Climate denialism is very closely linked to age, new polling from Essential Research finds. But support for the federal government’s “Direct Action” plan is minimal across the board.
Older Australians are much less likely to believe in anthropogenic climate change, with over-55s the only Australians to reject climate science, polling from Essential Research finds.
Some 56% of voters believe climate change is real and caused by humans, the highest level recorded since Essential began asking about climate change belief in November 2009; 34% of voters believe fluctuations in the earth’s climate are natural, the lowest level since the 34% recorded in 2009. Liberal voters also reject climate science, 51% to 39%, but that’s a big shift from January, when they split 61%-29%.
People over 55 in particular are very different to the rest of Australia. Only 42% of over-55s believe climate change is caused by humans, while 52% believe it’s natural. That compares to 60% of people under 55 who believe in anthropogenic climate change, and only 28% who think it’s natural. In fact, Essential finds a direct link between climate denialism and age, producing the result that those who will never see the worst effects of climate change are the greatest political impediment to action to address it, while younger people understand the costs they will face as a consequence of our inaction.

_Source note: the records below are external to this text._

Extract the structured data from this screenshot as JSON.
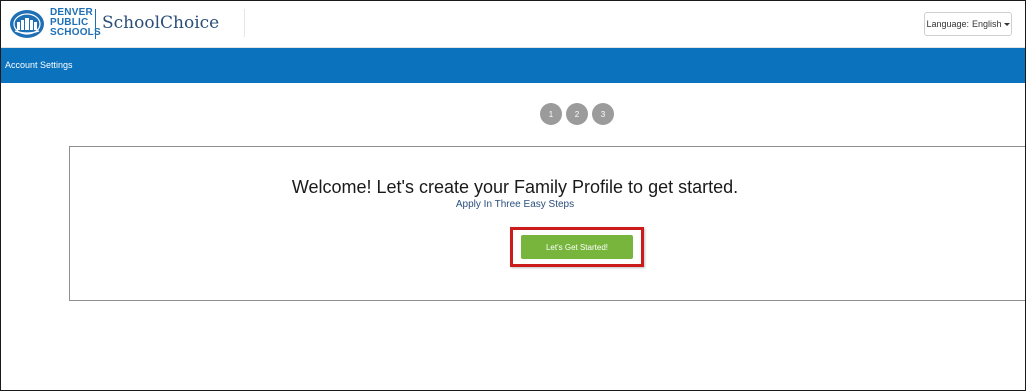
{
  "header": {
    "logo": {
      "line1": "DENVER",
      "line2": "PUBLIC",
      "line3": "SCHOOLS",
      "product": "SchoolChoice"
    },
    "language": {
      "label": "Language:",
      "value": "English"
    }
  },
  "nav": {
    "account_settings": "Account Settings"
  },
  "steps": [
    "1",
    "2",
    "3"
  ],
  "welcome": {
    "title": "Welcome! Let's create your Family Profile to get started.",
    "subtitle": "Apply In Three Easy Steps",
    "cta": "Let's Get Started!"
  },
  "colors": {
    "nav_bar": "#0b72bd",
    "cta": "#77b53d",
    "highlight": "#cc1b1b",
    "step_inactive": "#9b9b9b",
    "logo_blue": "#1f6fb4"
  }
}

However, support for Environment Minister Greg Hunt’s shambolic “Direct Action” plan, which remains unclear six months after the government was elected, has fallen to just 12%, down 3 points from October last year. The proportion of voters who want to keep the carbon price is up 2 points to 17%, while 22% support the transition from a carbon price to an emission trading scheme.
It is Liberal voters who have turned their backs on Hunt’s policy, given Labor and Greens voters were entirely hostile to it; support among Liberal voters for Hunt’s policy of picking polluters to hand billions of dollars in grants to has fallen from 28% to 23%. Some 30% of voters — mostly Liberal voters — don’t want to take any action on climate change.
Meanwhile, Tony Abbott has extended his lead as preferred prime minister over Opposition Leader Bill Shorten to 42%-32%, up from 39%-33% in March. Abbott leads among independent/other voters, 29%-23%. That’s despite Shorten reversing a worrying trend of negative approval ratings — in March his net approval rating was 7 points; it’s now back to 34%-38%. Abbott has basically remained steady, on 41% approval and 47% disapproval, compared to 40%-47% in March.
On voting intention, the two-party preferred outcome remains at 51%-49% to Labor, with the Coalition remaining on 43%, Labor dropping a point to 38%, the Greens steady on 9% and Palmer United on 3%.
Voters’ traditional antipathy to privatisation is also on display: on balance, voters are opposed the privatisation of Medibank Private, opposing it 46% to 25%, although they split on partisan lines, with Coalition voters supporting the sale. But partisanship is much less apparent when it comes to the expected impact on Medibank private premiums: voters are united in expecting that the sale will lead to increases in premiums — 61% expect increases, while only 3% think it might lead to falls in premiums.
They’re also cool on Treasurer Joe Hockey’s proposal to state and territory treasurers that they sell off assets to fund infrastructure investment, opposing it 58% to 25%. Even Coalition voters are unenthusiastic, backing it 44% to 41%.